Scranton, PA – On the site where students attended school for a century, patients could soon see doctors.
With a bid of $750,000, Geisinger Community Medical Center agreed to purchase John Audubon Elementary School – its neighbor across the 1800 block of Mulberry Street – at the Scranton School District‘s auction Thursday. Geisinger will most likely demolish the building, though it has no specific plans, said Robert Davies, the health system’s chief support services officer.
After moving students out in 2010 because of mold, the district permanently shuttered the school earlier this year because it was too expensive to reopen.
GCMC may first demolish the school and use the property as a staging area for the hospital’s upcoming expansion project.
In a split vote, Scranton City Council on Thursday introduced a $109.7 million budget for 2013 that contains a 12 percent property tax increase for residents and hikes in several other taxes, including a hoped-for commuter tax.
The council also took flak from some residents for hefty raises ranging between 19 and 33 percent in the budget for six employees, including council and administration solicitors, fire chief, business administrator and two administrative employees.
“This city is in such financial disaster. We’re close to bankruptcy and we’re giving raises up as high as 33 percent? It’s just an outrage,” resident Les Spindler told council. “This just cannot happen. You’re not going to raise my taxes and give these other people raises.”
Resident Tom Ungvarsky added, “I hope city council will reconsider and do what’s right by the residents.”
But HACC and Middle States officials emphasized the system, which includes a York campus, is not in any immediate danger of losing its accreditation, which allows a college to grant diplomas.
The periodic review, done halfway after HACC was given its 10-year accreditation, helps make sure a college is fulfilling its obligations, said Middle States spokesman Richard Pokrass.
HACC had issues in the areas of Institutional Assessment, which deals with how well a college can monitor and show it’s doing everything it says its doing; Assessment of Student Learning, which deals with a collegetracking classroom learning and having a system to improve instruction; and General Education.
A city man was killed Thursday when he drove through a red light on Schuylkill Avenue at Buttonwood Street while talking on a cellphone and his car was hit broadside by a work van, authorities said.
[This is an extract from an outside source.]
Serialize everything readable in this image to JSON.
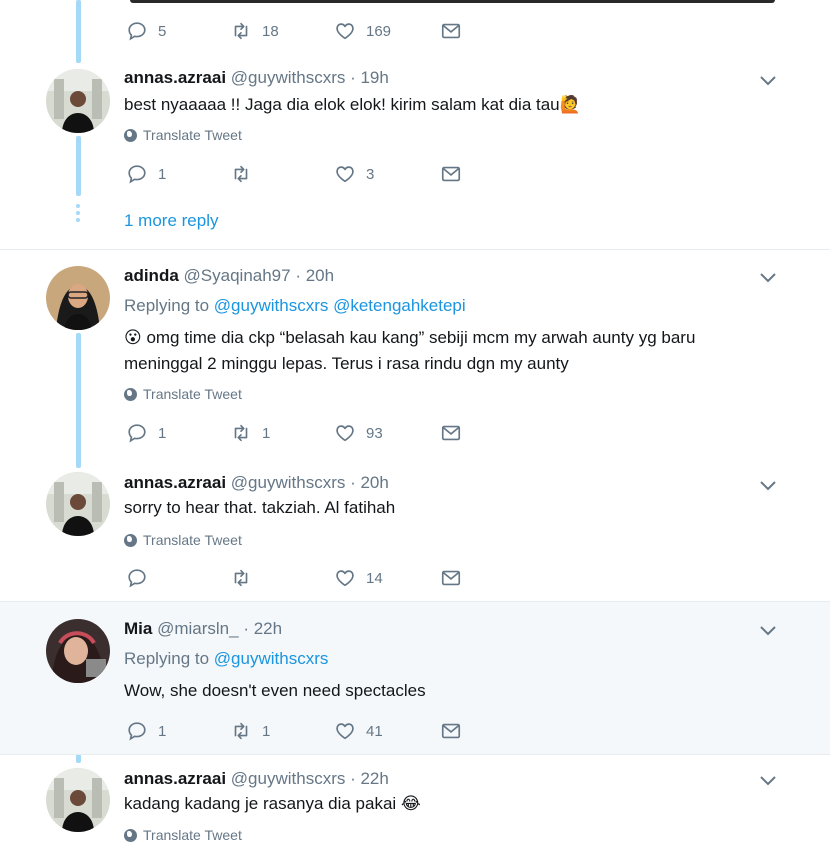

Jose E. DeJesus Garcia, 53, who investigators said lived in the northwestern area of the city not far from the crash site, was pulled from the car by a nearby resident as the vehicle caught fire following the 8:25 a.m. accident. He died before police arrived.
Within minutes, police vehicles, firetrucks and ambulances filled a one-block area that was strewn with mangled vehicle parts. Firefighters quickly put out the burning car.
City detectives and evidence technicians responded along with patrol officers. The intersection was closed nearly four hours, slowing commuter traffic on other routes.
Map of Pennsylvania highlighting Berks County (Photo credit: Wikipedia)
Jahlil Acosta, 11, of Reading likes to be outside and play tag, ride his bike or even enjoy the snow.
And he doesn’t mind being warm when he does it.
“I like the black and tan coat, it’s my favorite color,” he said after standing in front of a selection of hooded coats ranging in colors from pink and red to peach and robin’s egg blue.
To keep away winter’s chill, Jahlil and his friend Jubriell Santos, 10, of Reading were among the first children Thursday at the Oakbrook Unit of the Olivet Boys & Girls Club to have their pick of puffy outerwear from a selection of coats of many colors, not one of them used.